Public Sculptures | Christopher Thomson Ironworks
"Spiral Blooms" are a series of sculptures that have been evolving for several years. I pull long pieces of dripping hot steel from the fire and hammer them to shape under large power hammers in the moments before they cool or before the next piece overheats. The immediacy, physicality, primal force, rhythm and repetition often induce the mindless totally aware state from which I like to create. In magic moments all I know and care about flow through me untranslated to conscious thought. The inspiration flows from and is inextricably linked to the forging process - the way hot metal moves -- but ideas explored in flute improvisations, nature observations, kayak meditations, or happy accidents from the previous piece enter the mix. The forgings are executed without the constraints of preconceived ideas on how they will fit into the final composition."

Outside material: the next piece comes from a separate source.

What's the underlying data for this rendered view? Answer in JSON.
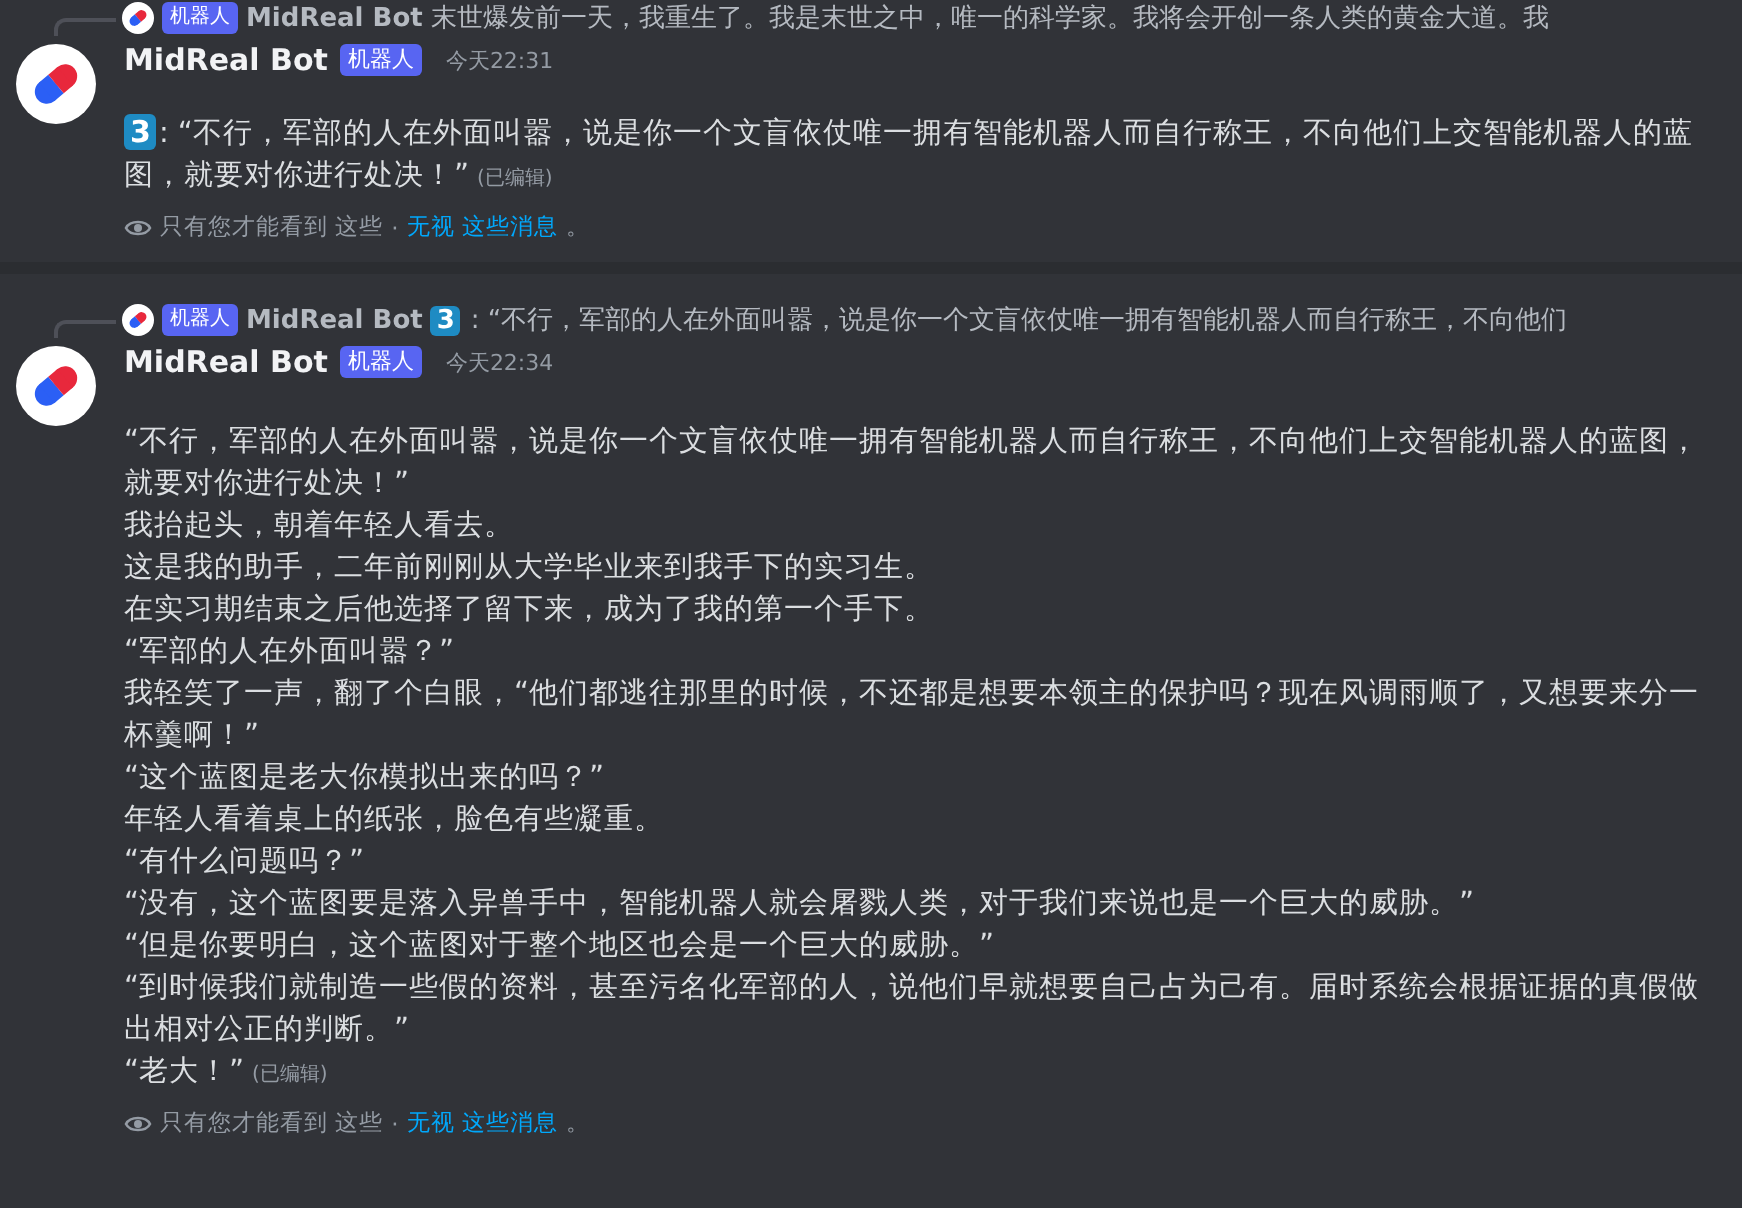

I am a blacksmith sculptor and classically trained musician who kayaks hikes the canyons of the Southwest improvising flute in magical places for days at a time until I, the music, and the rock formations are one.
In my forge/studio, I hammer yellow-hot steel to shape at the anvil, employing the same improvisational techniques to create sculpture in the heat of the moment.
For the last five years, I have been combining lyrical forged elements into garden sculpture for the Pajos and Blooms series.
Gradually transitioning to public sculpture like Aspire #1-5, I learned to translate exuberant expression into far more massive creations, using steam hammers and industrial presses.
My sculptures are all created in my studio with the help of 1 or 2 assistants."
"This new series, “Visioning” emphasizes a traditional blacksmitherly technique in the central forged element. Hot chisel-slit and drifted holes have been part of the blacksmiths’ repertoire since early times. In this unrefined state, this technique references the magic and mystery of steel and the forging process. The other elements are either feathers, whisps or chunky primal forged verticals. The colors enhance the dynamism of these forged elements as they move slightly with the wind and reach skyward."
"In 1954 my political scientist father returned from a year in Burma with three wicker chinlone balls. I was six years old. They fascinated me. I enjoyed looking at them almost as much as kicking them.
These orbs are spherical projections of an icosidodecahedron, the Archimedean Solid composed of 20 equilateral triangles and 12 regular pentagons. I am not alone with my fascination. Though Archimedes's original treatise was lost, all 12 of his solids were rediscovered by renaissance mathematicians and artists. More recently Buckminster Fuller studied these 6 great circles each divided by the others into ten equal arcs."
Please contact us for more information on these sculptures and for purchasing.
phone: (505) 470-3140